In three teams of two, the students worked with film equipment provided by the English Department’s Creativity Suite to tell the stories of their assigned farmers. The filmmakers were granted nearly unlimited creative freedom to produce their videos. They used their first day to establish connections with the farmers, asking questions like, “When did you start farming?” and “Where do you see yourself in five years?” to warm them up for the real interviews. Each farmer came from a unique background and shared a different dream. Linda Fenstermaker of First Cut Farm explained the path that led her from filmmaking at Hampshire College to farming in Washington. Matthew Cioni and Giana Wakim of The Crows Farm discussed their passion for protecting the environment and their desire to have an impact on the field of agriculture.
For the next few days, the students made the Extension Office their headquarters. Viva Farms was only a short drive away, and teams came and went as necessary. They shot footage on site and processed it back at the Extension Office, cutting together the most impactful shots and then going back for more until coherent videos started to come together.
The filmmakers slept in cabins overlooking the Padilla Bay throughout the week. Food was provided by the English Department, and each evening one of the teams of two made dinner for the rest of the students. The filmmakers used their time together at dinner to update each other on their projects. They ended every night with a fire and s’mores.

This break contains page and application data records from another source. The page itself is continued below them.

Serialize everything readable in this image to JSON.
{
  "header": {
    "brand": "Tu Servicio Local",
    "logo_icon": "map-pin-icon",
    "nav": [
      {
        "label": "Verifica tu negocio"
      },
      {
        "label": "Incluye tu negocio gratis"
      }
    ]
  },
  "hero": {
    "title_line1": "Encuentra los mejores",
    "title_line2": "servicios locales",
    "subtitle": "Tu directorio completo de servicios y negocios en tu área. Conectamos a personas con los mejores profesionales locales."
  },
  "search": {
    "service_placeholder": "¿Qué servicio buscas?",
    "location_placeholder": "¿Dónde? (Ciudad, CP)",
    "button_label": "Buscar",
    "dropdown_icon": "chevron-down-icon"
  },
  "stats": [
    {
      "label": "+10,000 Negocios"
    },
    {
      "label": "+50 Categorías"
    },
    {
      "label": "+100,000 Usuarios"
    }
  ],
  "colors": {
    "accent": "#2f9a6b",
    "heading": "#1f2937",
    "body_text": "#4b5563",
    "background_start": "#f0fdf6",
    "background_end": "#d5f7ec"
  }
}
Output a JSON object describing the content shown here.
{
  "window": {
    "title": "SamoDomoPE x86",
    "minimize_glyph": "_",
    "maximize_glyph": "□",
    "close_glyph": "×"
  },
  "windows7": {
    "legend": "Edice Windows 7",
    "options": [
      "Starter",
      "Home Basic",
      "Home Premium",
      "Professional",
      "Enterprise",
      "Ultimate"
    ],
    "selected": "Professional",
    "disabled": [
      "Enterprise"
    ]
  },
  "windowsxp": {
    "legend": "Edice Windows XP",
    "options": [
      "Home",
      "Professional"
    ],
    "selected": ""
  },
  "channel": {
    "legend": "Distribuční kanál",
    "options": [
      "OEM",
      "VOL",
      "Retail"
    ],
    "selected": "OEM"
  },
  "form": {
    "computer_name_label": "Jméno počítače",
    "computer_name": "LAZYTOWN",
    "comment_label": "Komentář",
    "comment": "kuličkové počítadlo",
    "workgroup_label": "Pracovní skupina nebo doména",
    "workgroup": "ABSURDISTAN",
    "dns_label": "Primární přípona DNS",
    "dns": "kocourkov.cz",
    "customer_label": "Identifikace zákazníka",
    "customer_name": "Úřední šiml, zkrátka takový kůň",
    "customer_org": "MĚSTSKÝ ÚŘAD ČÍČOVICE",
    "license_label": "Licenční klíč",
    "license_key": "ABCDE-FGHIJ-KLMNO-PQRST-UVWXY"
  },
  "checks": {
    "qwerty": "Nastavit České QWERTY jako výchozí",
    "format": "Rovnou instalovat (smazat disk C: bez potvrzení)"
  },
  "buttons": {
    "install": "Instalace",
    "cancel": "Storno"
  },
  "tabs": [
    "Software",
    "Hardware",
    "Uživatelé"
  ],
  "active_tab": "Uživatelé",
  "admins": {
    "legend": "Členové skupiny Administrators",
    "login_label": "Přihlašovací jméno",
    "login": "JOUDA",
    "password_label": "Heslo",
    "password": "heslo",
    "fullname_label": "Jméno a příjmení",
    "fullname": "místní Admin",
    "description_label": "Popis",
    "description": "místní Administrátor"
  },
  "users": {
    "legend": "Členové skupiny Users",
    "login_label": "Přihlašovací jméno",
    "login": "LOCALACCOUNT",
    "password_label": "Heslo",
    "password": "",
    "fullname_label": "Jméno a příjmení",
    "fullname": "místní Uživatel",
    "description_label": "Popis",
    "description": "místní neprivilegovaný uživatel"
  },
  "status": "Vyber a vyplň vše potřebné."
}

On the final Friday of the project, the students rushed to make their last-minute changes. It was their last chance to have a critique discussion face to face with the farmers, Viva Farms employees, and workers at the Extension Office. Over the next month, the filmmakers made final edits to their films. Jeffrey Braund composed his own music for his team’s video, and Kyle Mentele composed the music for the video by Lauren Prasanna and Lexis Cook.
Two-thousand eighteen was the 3rd year for the Viva Farms digital storytelling internship. Big thanks to Rebecca Goodrich for all her work leading the project over the years.